Dataset records
***

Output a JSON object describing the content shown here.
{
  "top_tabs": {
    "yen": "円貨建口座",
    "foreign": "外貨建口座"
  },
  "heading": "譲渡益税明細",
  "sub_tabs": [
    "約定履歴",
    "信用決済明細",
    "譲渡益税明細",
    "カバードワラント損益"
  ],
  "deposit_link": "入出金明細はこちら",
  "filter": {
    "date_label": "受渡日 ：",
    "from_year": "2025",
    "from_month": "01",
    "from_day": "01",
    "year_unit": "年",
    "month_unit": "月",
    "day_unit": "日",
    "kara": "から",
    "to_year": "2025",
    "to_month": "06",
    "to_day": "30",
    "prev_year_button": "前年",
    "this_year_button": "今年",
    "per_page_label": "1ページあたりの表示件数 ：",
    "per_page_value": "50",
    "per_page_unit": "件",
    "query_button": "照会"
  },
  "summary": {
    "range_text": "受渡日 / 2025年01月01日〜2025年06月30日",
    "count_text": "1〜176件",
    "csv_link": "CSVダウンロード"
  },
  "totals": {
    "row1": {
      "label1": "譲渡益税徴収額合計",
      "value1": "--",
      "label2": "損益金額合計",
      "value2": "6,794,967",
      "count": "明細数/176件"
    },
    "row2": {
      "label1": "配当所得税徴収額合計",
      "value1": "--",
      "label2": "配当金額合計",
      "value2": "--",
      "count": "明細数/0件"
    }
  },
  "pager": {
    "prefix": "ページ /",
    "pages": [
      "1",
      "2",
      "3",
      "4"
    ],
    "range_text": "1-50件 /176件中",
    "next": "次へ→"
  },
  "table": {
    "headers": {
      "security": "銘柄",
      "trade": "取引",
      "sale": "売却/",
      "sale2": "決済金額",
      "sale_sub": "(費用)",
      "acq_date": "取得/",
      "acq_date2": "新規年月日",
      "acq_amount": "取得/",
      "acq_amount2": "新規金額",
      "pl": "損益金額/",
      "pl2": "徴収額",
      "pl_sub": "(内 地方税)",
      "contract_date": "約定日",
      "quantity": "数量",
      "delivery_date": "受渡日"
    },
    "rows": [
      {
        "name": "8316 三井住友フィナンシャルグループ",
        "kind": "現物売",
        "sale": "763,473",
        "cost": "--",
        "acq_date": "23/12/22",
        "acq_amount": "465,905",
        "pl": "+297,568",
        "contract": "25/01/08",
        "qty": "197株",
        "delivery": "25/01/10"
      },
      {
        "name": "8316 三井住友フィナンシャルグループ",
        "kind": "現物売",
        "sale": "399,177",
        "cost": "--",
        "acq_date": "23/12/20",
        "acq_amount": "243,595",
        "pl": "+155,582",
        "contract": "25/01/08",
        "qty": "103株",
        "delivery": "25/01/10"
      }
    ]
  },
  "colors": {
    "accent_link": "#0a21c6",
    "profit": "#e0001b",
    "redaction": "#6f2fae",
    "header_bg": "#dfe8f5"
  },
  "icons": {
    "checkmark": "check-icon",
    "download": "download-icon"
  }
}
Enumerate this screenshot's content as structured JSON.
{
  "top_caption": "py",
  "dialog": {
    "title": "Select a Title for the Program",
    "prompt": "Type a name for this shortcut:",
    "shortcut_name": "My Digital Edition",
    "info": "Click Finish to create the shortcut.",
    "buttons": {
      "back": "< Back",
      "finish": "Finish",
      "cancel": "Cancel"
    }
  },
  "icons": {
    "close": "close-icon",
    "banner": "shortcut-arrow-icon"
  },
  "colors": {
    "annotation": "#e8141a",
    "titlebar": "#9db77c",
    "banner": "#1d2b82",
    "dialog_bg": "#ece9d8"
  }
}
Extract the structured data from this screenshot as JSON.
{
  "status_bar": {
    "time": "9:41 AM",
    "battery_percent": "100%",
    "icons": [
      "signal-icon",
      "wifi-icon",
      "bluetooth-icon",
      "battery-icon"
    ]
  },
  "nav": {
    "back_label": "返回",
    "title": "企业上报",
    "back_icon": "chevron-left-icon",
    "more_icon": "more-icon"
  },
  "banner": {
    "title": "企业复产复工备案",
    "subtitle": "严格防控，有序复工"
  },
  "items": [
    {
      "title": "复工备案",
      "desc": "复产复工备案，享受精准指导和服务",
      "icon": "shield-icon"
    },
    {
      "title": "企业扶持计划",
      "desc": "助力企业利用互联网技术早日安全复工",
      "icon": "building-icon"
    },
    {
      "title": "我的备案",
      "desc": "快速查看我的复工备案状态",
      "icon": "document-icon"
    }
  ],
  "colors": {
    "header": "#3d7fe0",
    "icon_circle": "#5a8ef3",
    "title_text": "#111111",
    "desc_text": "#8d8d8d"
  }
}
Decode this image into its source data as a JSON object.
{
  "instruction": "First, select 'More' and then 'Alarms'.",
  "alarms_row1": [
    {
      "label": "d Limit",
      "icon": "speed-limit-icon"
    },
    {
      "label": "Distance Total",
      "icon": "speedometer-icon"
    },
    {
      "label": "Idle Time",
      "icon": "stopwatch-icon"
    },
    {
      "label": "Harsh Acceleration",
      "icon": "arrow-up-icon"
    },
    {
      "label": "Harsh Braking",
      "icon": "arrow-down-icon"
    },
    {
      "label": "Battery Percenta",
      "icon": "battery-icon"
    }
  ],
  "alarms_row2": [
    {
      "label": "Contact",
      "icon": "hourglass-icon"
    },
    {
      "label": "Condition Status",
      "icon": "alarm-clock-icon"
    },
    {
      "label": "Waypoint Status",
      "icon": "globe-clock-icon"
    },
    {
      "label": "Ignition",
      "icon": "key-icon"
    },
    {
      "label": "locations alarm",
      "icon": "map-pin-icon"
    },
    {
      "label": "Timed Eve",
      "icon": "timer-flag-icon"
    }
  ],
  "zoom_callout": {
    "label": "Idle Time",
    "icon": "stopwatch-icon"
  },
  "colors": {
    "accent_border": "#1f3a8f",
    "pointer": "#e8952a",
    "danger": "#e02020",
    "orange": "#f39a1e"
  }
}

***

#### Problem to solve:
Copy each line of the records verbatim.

#### Answer to this exercise:
Output a JSON object describing the content shown here.
{
  "top_tabs": {
    "yen": "円貨建口座",
    "foreign": "外貨建口座"
  },
  "heading": "譲渡益税明細",
  "sub_tabs": [
    "約定履歴",
    "信用決済明細",
    "譲渡益税明細",
    "カバードワラント損益"
  ],
  "deposit_link": "入出金明細はこちら",
  "filter": {
    "date_label": "受渡日 ：",
    "from_year": "2025",
    "from_month": "01",
    "from_day": "01",
    "year_unit": "年",
    "month_unit": "月",
    "day_unit": "日",
    "kara": "から",
    "to_year": "2025",
    "to_month": "06",
    "to_day": "30",
    "prev_year_button": "前年",
    "this_year_button": "今年",
    "per_page_label": "1ページあたりの表示件数 ：",
    "per_page_value": "50",
    "per_page_unit": "件",
    "query_button": "照会"
  },
  "summary": {
    "range_text": "受渡日 / 2025年01月01日〜2025年06月30日",
    "count_text": "1〜176件",
    "csv_link": "CSVダウンロード"
  },
  "totals": {
    "row1": {
      "label1": "譲渡益税徴収額合計",
      "value1": "--",
      "label2": "損益金額合計",
      "value2": "6,794,967",
      "count": "明細数/176件"
    },
    "row2": {
      "label1": "配当所得税徴収額合計",
      "value1": "--",
      "label2": "配当金額合計",
      "value2": "--",
      "count": "明細数/0件"
    }
  },
  "pager": {
    "prefix": "ページ /",
    "pages": [
      "1",
      "2",
      "3",
      "4"
    ],
    "range_text": "1-50件 /176件中",
    "next": "次へ→"
  },
  "table": {
    "headers": {
      "security": "銘柄",
      "trade": "取引",
      "sale": "売却/",
      "sale2": "決済金額",
      "sale_sub": "(費用)",
      "acq_date": "取得/",
      "acq_date2": "新規年月日",
      "acq_amount": "取得/",
      "acq_amount2": "新規金額",
      "pl": "損益金額/",
      "pl2": "徴収額",
      "pl_sub": "(内 地方税)",
      "contract_date": "約定日",
      "quantity": "数量",
      "delivery_date": "受渡日"
    },
    "rows": [
      {
        "name": "8316 三井住友フィナンシャルグループ",
        "kind": "現物売",
        "sale": "763,473",
        "cost": "--",
        "acq_date": "23/12/22",
        "acq_amount": "465,905",
        "pl": "+297,568",
        "contract": "25/01/08",
        "qty": "197株",
        "delivery": "25/01/10"
      },
      {
        "name": "8316 三井住友フィナンシャルグループ",
        "kind": "現物売",
        "sale": "399,177",
        "cost": "--",
        "acq_date": "23/12/20",
        "acq_amount": "243,595",
        "pl": "+155,582",
        "contract": "25/01/08",
        "qty": "103株",
        "delivery": "25/01/10"
      }
    ]
  },
  "colors": {
    "accent_link": "#0a21c6",
    "profit": "#e0001b",
    "redaction": "#6f2fae",
    "header_bg": "#dfe8f5"
  },
  "icons": {
    "checkmark": "check-icon",
    "download": "download-icon"
  }
}
Enumerate this screenshot's content as structured JSON.
{
  "top_caption": "py",
  "dialog": {
    "title": "Select a Title for the Program",
    "prompt": "Type a name for this shortcut:",
    "shortcut_name": "My Digital Edition",
    "info": "Click Finish to create the shortcut.",
    "buttons": {
      "back": "< Back",
      "finish": "Finish",
      "cancel": "Cancel"
    }
  },
  "icons": {
    "close": "close-icon",
    "banner": "shortcut-arrow-icon"
  },
  "colors": {
    "annotation": "#e8141a",
    "titlebar": "#9db77c",
    "banner": "#1d2b82",
    "dialog_bg": "#ece9d8"
  }
}
Extract the structured data from this screenshot as JSON.
{
  "status_bar": {
    "time": "9:41 AM",
    "battery_percent": "100%",
    "icons": [
      "signal-icon",
      "wifi-icon",
      "bluetooth-icon",
      "battery-icon"
    ]
  },
  "nav": {
    "back_label": "返回",
    "title": "企业上报",
    "back_icon": "chevron-left-icon",
    "more_icon": "more-icon"
  },
  "banner": {
    "title": "企业复产复工备案",
    "subtitle": "严格防控，有序复工"
  },
  "items": [
    {
      "title": "复工备案",
      "desc": "复产复工备案，享受精准指导和服务",
      "icon": "shield-icon"
    },
    {
      "title": "企业扶持计划",
      "desc": "助力企业利用互联网技术早日安全复工",
      "icon": "building-icon"
    },
    {
      "title": "我的备案",
      "desc": "快速查看我的复工备案状态",
      "icon": "document-icon"
    }
  ],
  "colors": {
    "header": "#3d7fe0",
    "icon_circle": "#5a8ef3",
    "title_text": "#111111",
    "desc_text": "#8d8d8d"
  }
}
Decode this image into its source data as a JSON object.
{
  "instruction": "First, select 'More' and then 'Alarms'.",
  "alarms_row1": [
    {
      "label": "d Limit",
      "icon": "speed-limit-icon"
    },
    {
      "label": "Distance Total",
      "icon": "speedometer-icon"
    },
    {
      "label": "Idle Time",
      "icon": "stopwatch-icon"
    },
    {
      "label": "Harsh Acceleration",
      "icon": "arrow-up-icon"
    },
    {
      "label": "Harsh Braking",
      "icon": "arrow-down-icon"
    },
    {
      "label": "Battery Percenta",
      "icon": "battery-icon"
    }
  ],
  "alarms_row2": [
    {
      "label": "Contact",
      "icon": "hourglass-icon"
    },
    {
      "label": "Condition Status",
      "icon": "alarm-clock-icon"
    },
    {
      "label": "Waypoint Status",
      "icon": "globe-clock-icon"
    },
    {
      "label": "Ignition",
      "icon": "key-icon"
    },
    {
      "label": "locations alarm",
      "icon": "map-pin-icon"
    },
    {
      "label": "Timed Eve",
      "icon": "timer-flag-icon"
    }
  ],
  "zoom_callout": {
    "label": "Idle Time",
    "icon": "stopwatch-icon"
  },
  "colors": {
    "accent_border": "#1f3a8f",
    "pointer": "#e8952a",
    "danger": "#e02020",
    "orange": "#f39a1e"
  }
}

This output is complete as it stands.